If you are willing to experiment outside of the norm and experience the many other lesser known but also very tasty tropical fruit you may want to take a look at the following web site: http://mgonline.com/fruit.html there are more then are listed on that site. Run a search for tropical fruit and you will find hundreds.
While most of these foods are outside of your normal diet as it stands now, you can still grow many of the annual crops you grow elsewhere if grown in the right part of the year. Your best growing season is from fall through winter. Summer is the worst time to grow any annual crop due to all the bugs but it can be done and I am doing it right now.
One thing to consider when growing food in Florida is agroforestry. Being from up north you are use to allot of annual crops but if you adjust your mindset you can have the trees generate all the fruits/nuts/spices you need with a small garden to give you those vegetables/herbs/small fruits you are use to.
We get plenty of rain in Florida (unless you are use to the Pacific Northwest).
Itâs funny to hear you act like Pennsylvania gets more rain then Florida, because the facts are we get drenched compared to Pennsylvania. If you donât believe me check the facts (âOnly the facts maâamâ). Check the statistics at the following two URLs:
As far as livestock is concerned, Florida is the second largest beef producing state in the nation.

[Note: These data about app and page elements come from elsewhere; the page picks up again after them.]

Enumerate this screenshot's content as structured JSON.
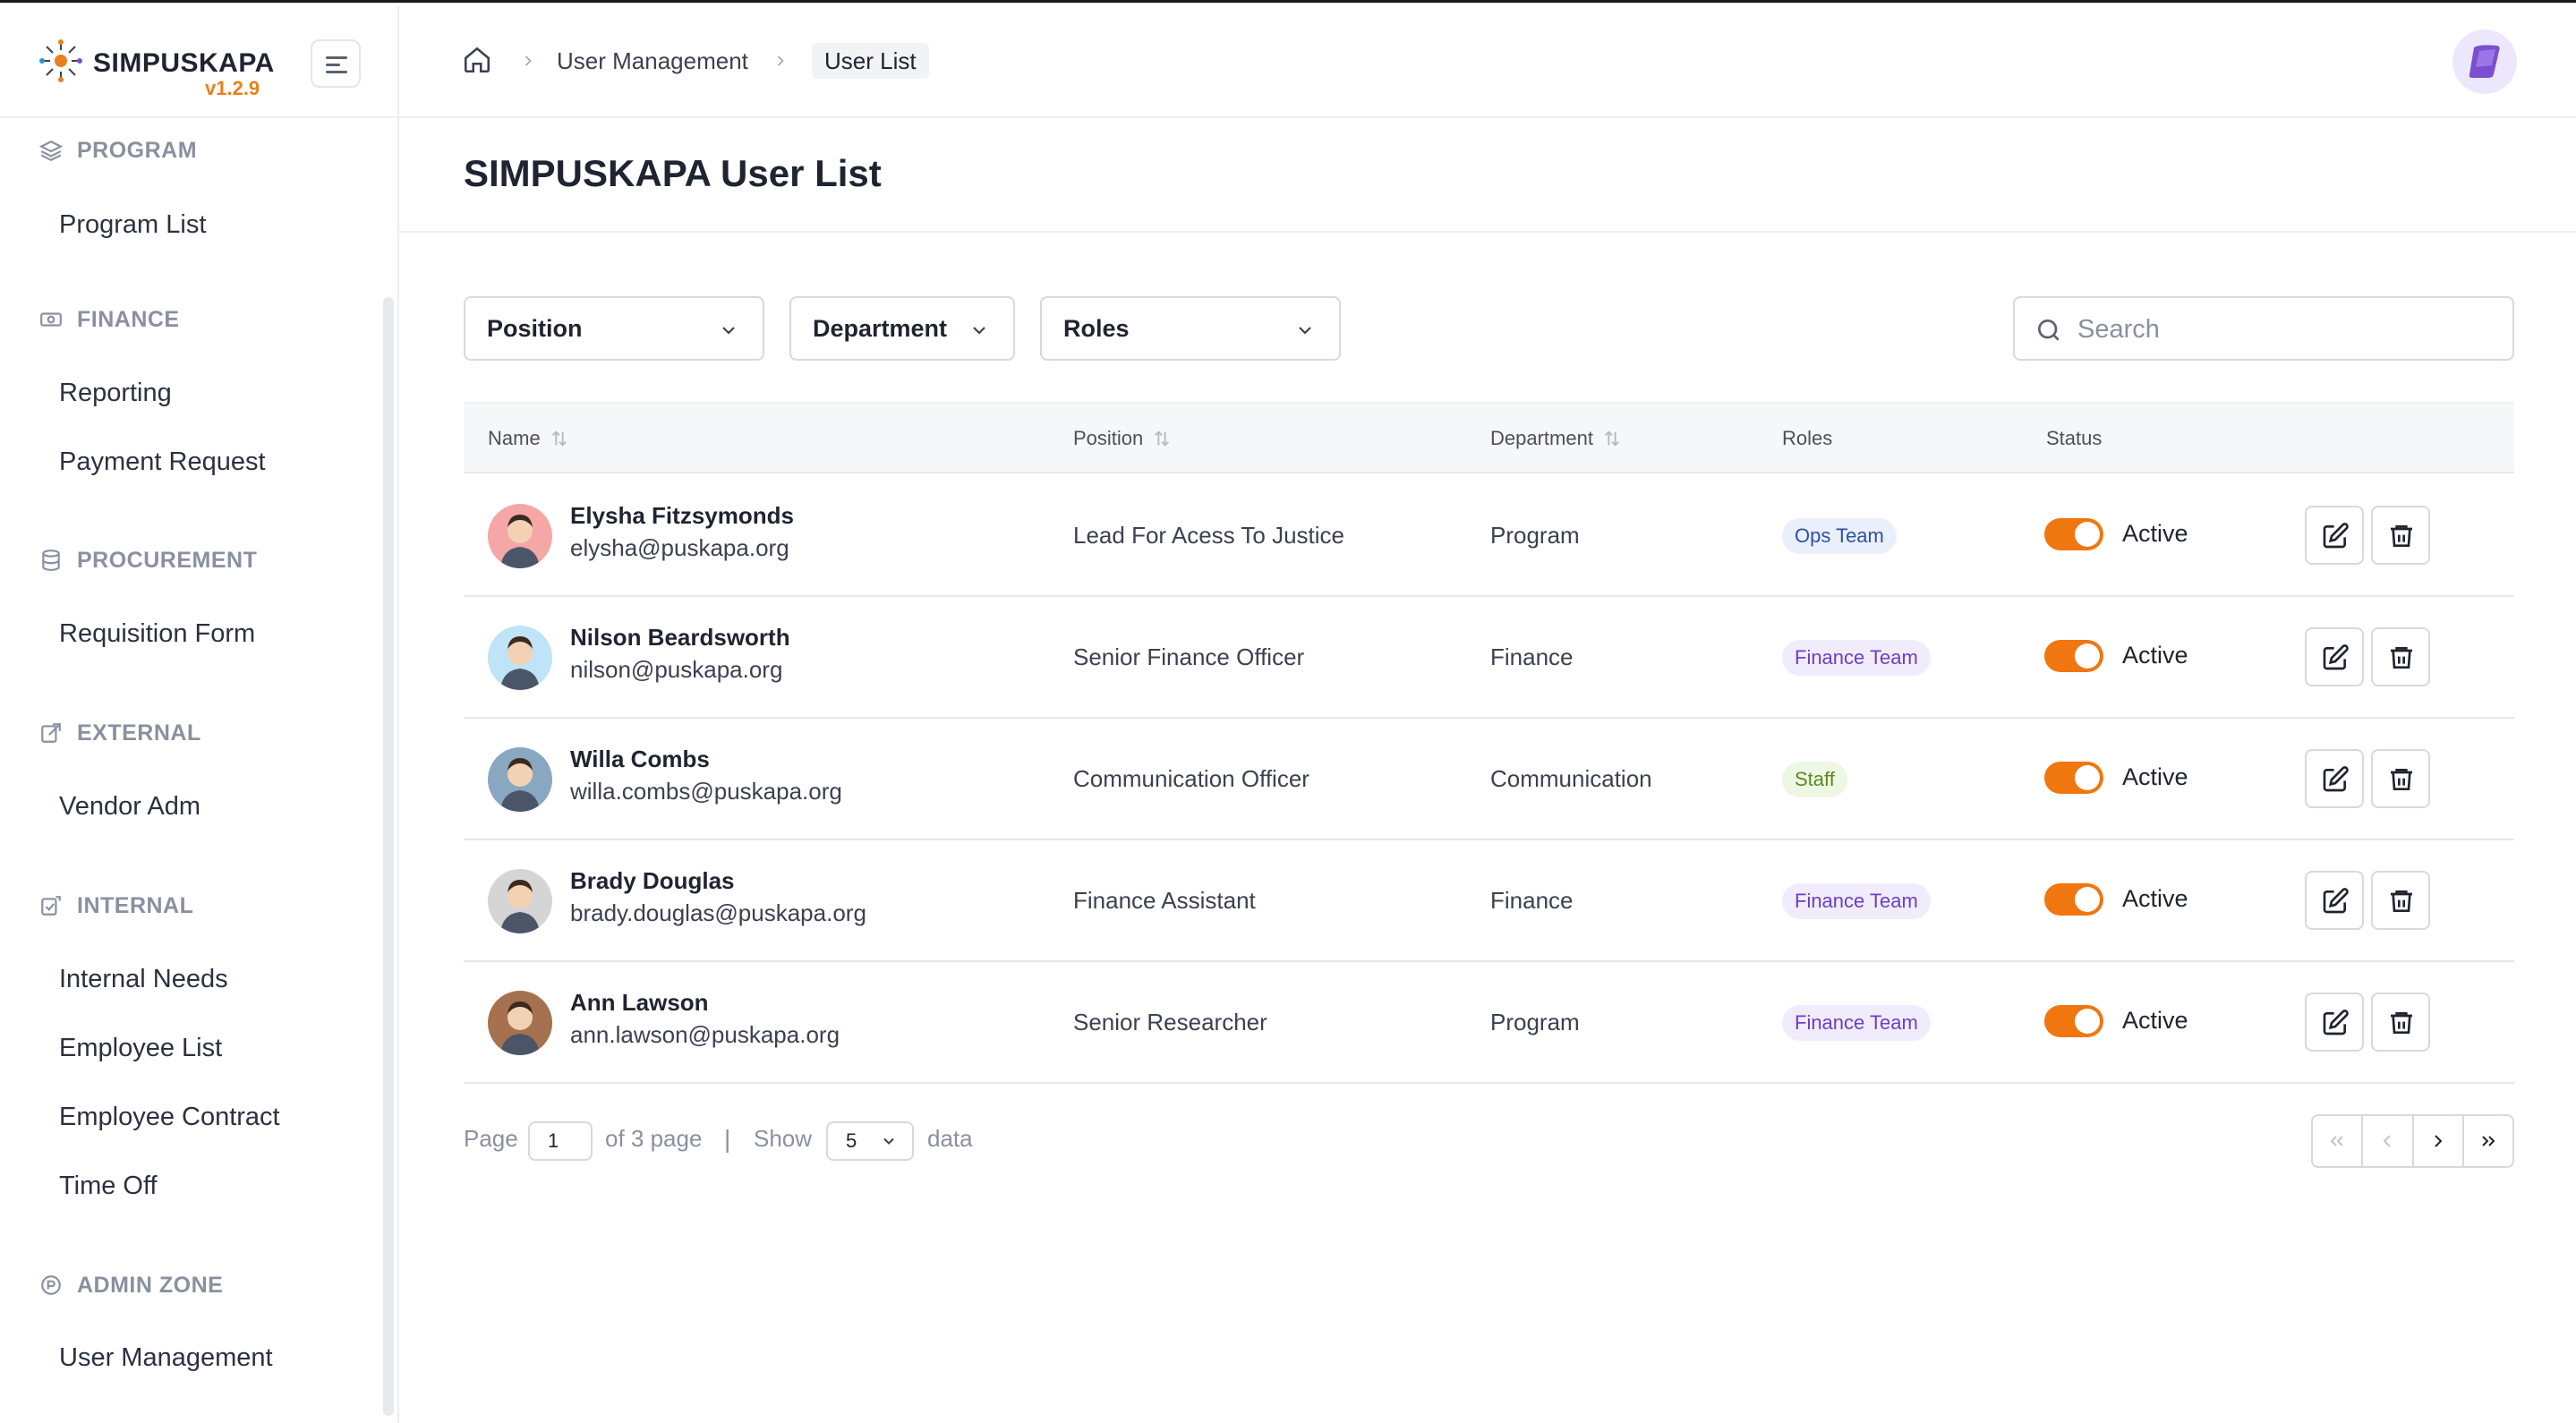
{
  "app": {
    "name": "SIMPUSKAPA",
    "version": "v1.2.9"
  },
  "sidebar": {
    "sections": [
      {
        "title": "PROGRAM",
        "icon": "layers-icon",
        "items": [
          "Program List"
        ]
      },
      {
        "title": "FINANCE",
        "icon": "cash-icon",
        "items": [
          "Reporting",
          "Payment Request"
        ]
      },
      {
        "title": "PROCUREMENT",
        "icon": "database-icon",
        "items": [
          "Requisition Form"
        ]
      },
      {
        "title": "EXTERNAL",
        "icon": "external-icon",
        "items": [
          "Vendor Adm"
        ]
      },
      {
        "title": "INTERNAL",
        "icon": "internal-icon",
        "items": [
          "Internal Needs",
          "Employee List",
          "Employee Contract",
          "Time Off"
        ]
      },
      {
        "title": "ADMIN ZONE",
        "icon": "admin-icon",
        "items": [
          "User Management"
        ]
      }
    ]
  },
  "breadcrumb": {
    "items": [
      "User Management",
      "User List"
    ]
  },
  "page": {
    "title": "SIMPUSKAPA User List"
  },
  "filters": {
    "position": "Position",
    "department": "Department",
    "roles": "Roles",
    "search_placeholder": "Search"
  },
  "table": {
    "headers": {
      "name": "Name",
      "position": "Position",
      "department": "Department",
      "roles": "Roles",
      "status": "Status"
    },
    "rows": [
      {
        "name": "Elysha Fitzsymonds",
        "email": "elysha@puskapa.org",
        "position": "Lead For Acess To Justice",
        "department": "Program",
        "role": "Ops Team",
        "role_type": "ops",
        "status": "Active",
        "avatar_bg": "#f5a6a6"
      },
      {
        "name": "Nilson Beardsworth",
        "email": "nilson@puskapa.org",
        "position": "Senior Finance Officer",
        "department": "Finance",
        "role": "Finance Team",
        "role_type": "fin",
        "status": "Active",
        "avatar_bg": "#bfe3f7"
      },
      {
        "name": "Willa Combs",
        "email": "willa.combs@puskapa.org",
        "position": "Communication Officer",
        "department": "Communication",
        "role": "Staff",
        "role_type": "staff",
        "status": "Active",
        "avatar_bg": "#8aa7c2"
      },
      {
        "name": "Brady Douglas",
        "email": "brady.douglas@puskapa.org",
        "position": "Finance Assistant",
        "department": "Finance",
        "role": "Finance Team",
        "role_type": "fin",
        "status": "Active",
        "avatar_bg": "#d5d5d5"
      },
      {
        "name": "Ann Lawson",
        "email": "ann.lawson@puskapa.org",
        "position": "Senior Researcher",
        "department": "Program",
        "role": "Finance Team",
        "role_type": "fin",
        "status": "Active",
        "avatar_bg": "#a5714f"
      }
    ]
  },
  "pagination": {
    "page_label": "Page",
    "current_page": "1",
    "of_label": "of 3 page",
    "separator": "|",
    "show_label": "Show",
    "page_size": "5",
    "data_label": "data"
  },
  "colors": {
    "accent": "#f0760f",
    "brand_version": "#e8801f"
  }
}
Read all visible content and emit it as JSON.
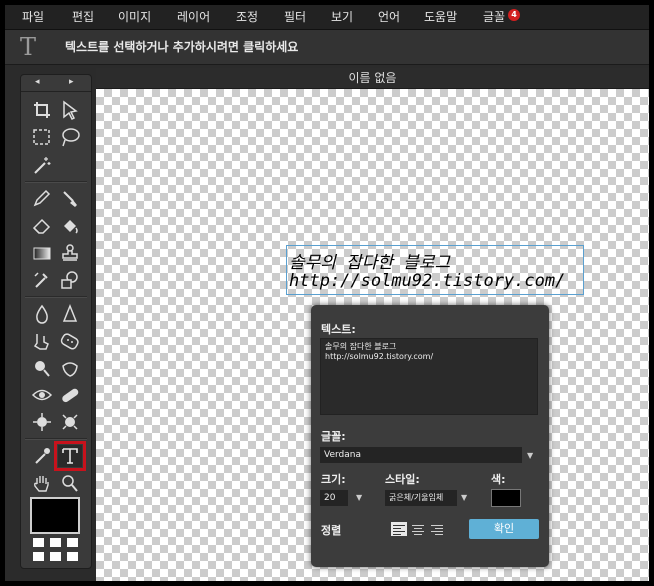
{
  "menubar": {
    "items": [
      "파일",
      "편집",
      "이미지",
      "레이어",
      "조정",
      "필터",
      "보기",
      "언어",
      "도움말",
      "글꼴"
    ],
    "font_badge": "4"
  },
  "options_bar": {
    "tool_icon": "text-tool-icon",
    "hint": "텍스트를 선택하거나 추가하시려면 클릭하세요"
  },
  "toolbox": {
    "nav_left": "◂",
    "nav_right": "▸",
    "active_tool": "text-tool",
    "tools": [
      "crop",
      "move",
      "marquee",
      "lasso",
      "magic-wand",
      "pencil",
      "brush",
      "eraser",
      "fill",
      "gradient",
      "clone-stamp",
      "color-replace",
      "shape",
      "blur",
      "sharpen",
      "smudge",
      "sponge",
      "dodge",
      "burn",
      "red-eye",
      "spot-heal",
      "bloat",
      "pinch",
      "eyedropper",
      "text",
      "hand",
      "zoom"
    ],
    "foreground_color": "#000000"
  },
  "document": {
    "title": "이름 없음",
    "text_line_1": "솔무의 잡다한 블로그",
    "text_line_2": "http://solmu92.tistory.com/"
  },
  "text_dialog": {
    "text_label": "텍스트:",
    "text_value_line_1": "솔무의 잡다한 블로그",
    "text_value_line_2": "http://solmu92.tistory.com/",
    "font_label": "글꼴:",
    "font_value": "Verdana",
    "size_label": "크기:",
    "size_value": "20",
    "style_label": "스타일:",
    "style_value": "굵은체/기울임체",
    "color_label": "색:",
    "color_value": "#000000",
    "align_label": "정렬",
    "ok_label": "확인"
  },
  "colors": {
    "accent": "#5fb0d6",
    "highlight": "#c8121c",
    "badge": "#d21f1f"
  }
}
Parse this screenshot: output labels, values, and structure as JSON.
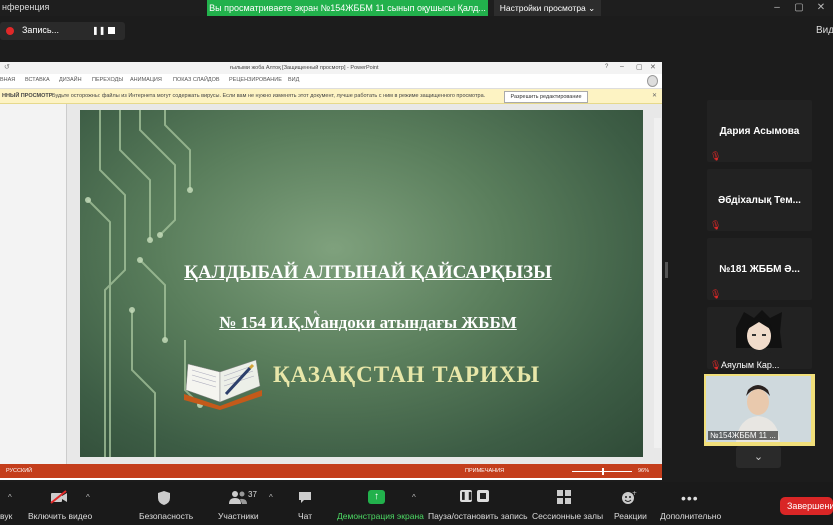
{
  "window": {
    "title": "нференция",
    "share_banner": "Вы просматриваете экран №154ЖББМ 11 сынып оқушысы Қалд...",
    "view_options": "Настройки просмотра ⌄",
    "view_mode": "Вид"
  },
  "recording": {
    "label": "Запись...",
    "pause_glyph": "❚❚"
  },
  "ppt": {
    "title": "ғылыми жоба Алтоқ [Защищенный просмотр] - PowerPoint",
    "tabs": [
      "ВНАЯ",
      "ВСТАВКА",
      "ДИЗАЙН",
      "ПЕРЕХОДЫ",
      "АНИМАЦИЯ",
      "ПОКАЗ СЛАЙДОВ",
      "РЕЦЕНЗИРОВАНИЕ",
      "ВИД"
    ],
    "protected_label": "ННЫЙ ПРОСМОТР",
    "protected_msg": "Будьте осторожны: файлы из Интернета могут содержать вирусы. Если вам не нужно изменять этот документ, лучше работать с ним в режиме защищенного просмотра.",
    "enable_editing": "Разрешить редактирование",
    "status_lang": "РУССКИЙ",
    "status_notes": "ПРИМЕЧАНИЯ",
    "status_zoom": "96%",
    "zoom_level": 0.5
  },
  "slide": {
    "line1": "ҚАЛДЫБАЙ АЛТЫНАЙ ҚАЙСАРҚЫЗЫ",
    "line2": "№ 154 И.Қ.Мандоки атындағы ЖББМ",
    "line3": "ҚАЗАҚСТАН ТАРИХЫ"
  },
  "participants": [
    {
      "name": "Дария Асымова"
    },
    {
      "name": "Әбдіхалық Тем..."
    },
    {
      "name": "№181 ЖББМ Ә..."
    },
    {
      "name": "Аяулым Кар..."
    },
    {
      "name": "№154ЖББМ 11 ..."
    }
  ],
  "toolbar": {
    "audio": "вук",
    "video": "Включить видео",
    "security": "Безопасность",
    "participants": "Участники",
    "participants_count": "37",
    "chat": "Чат",
    "share": "Демонстрация экрана",
    "record": "Пауза/остановить запись",
    "breakout": "Сессионные залы",
    "reactions": "Реакции",
    "more": "Дополнительно",
    "end": "Завершение"
  },
  "colors": {
    "share_green": "#22b14c",
    "end_red": "#d92626",
    "ppt_status": "#c43e1c"
  }
}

While cattle lose weight during the winter in other states, they keep packing on the pounds during our winter because of the very mild winter and everlasting pasture. You livestock could cool off under those trees I suggested planting if it gets too hot.
I hope I have proved to you that Florida has its place in agriculture. All in all it comes down to what you like. If you donât like the heat I donât blame you, but if you are in Florida air conditioning is just a way of life. If you want snow, well go elsewhere because although it has happened before, it does not snow here! If you want mountains, too bad we donât have those. What we do have are beaches, warm weather, the everglades, and the ocean. If you like freshwater or saltwater fishing, any ocean sports (surfing, jet skiing, buggy boarding, paralleling, wind surfing, water skiing, etc.), warm weather, offloading in the swamps, mountain biking (we have some good trails without the mountains), theme parks, south beach nightlife, then this is the place for you. Floridaâs real estate prices are sky rocketing for a reason. A lot of people like what they find here. I never have been a big fan of the heat but there are many people here who love it. I to love the mountain views, fall colors, and cooler weather found in other states. My personal opinion is itâs getting too crowed here and I will eventually pack up and move. But that does not change the facts, you can grow a lot of food here any way you look at it.
Don't forget pomegranates!
Like I stated in the above message "much more", I don't want to list everything. Here are some more resources that should be of help:
Common Tropical Fruit
Exotic Tropical Fruit
Berries (if you have the right verieties you can grow most of these)
On another note while we are not as large of a grain state as the plains states we do grow them. But when it comes to field crops our most notable would have to be sugarcane. Also the following site will give you an idea when to grow some of the popular crops found in Florida (harvest times are listed). http://www.florida-agriculture.com/marketing/seasonal_availability.htm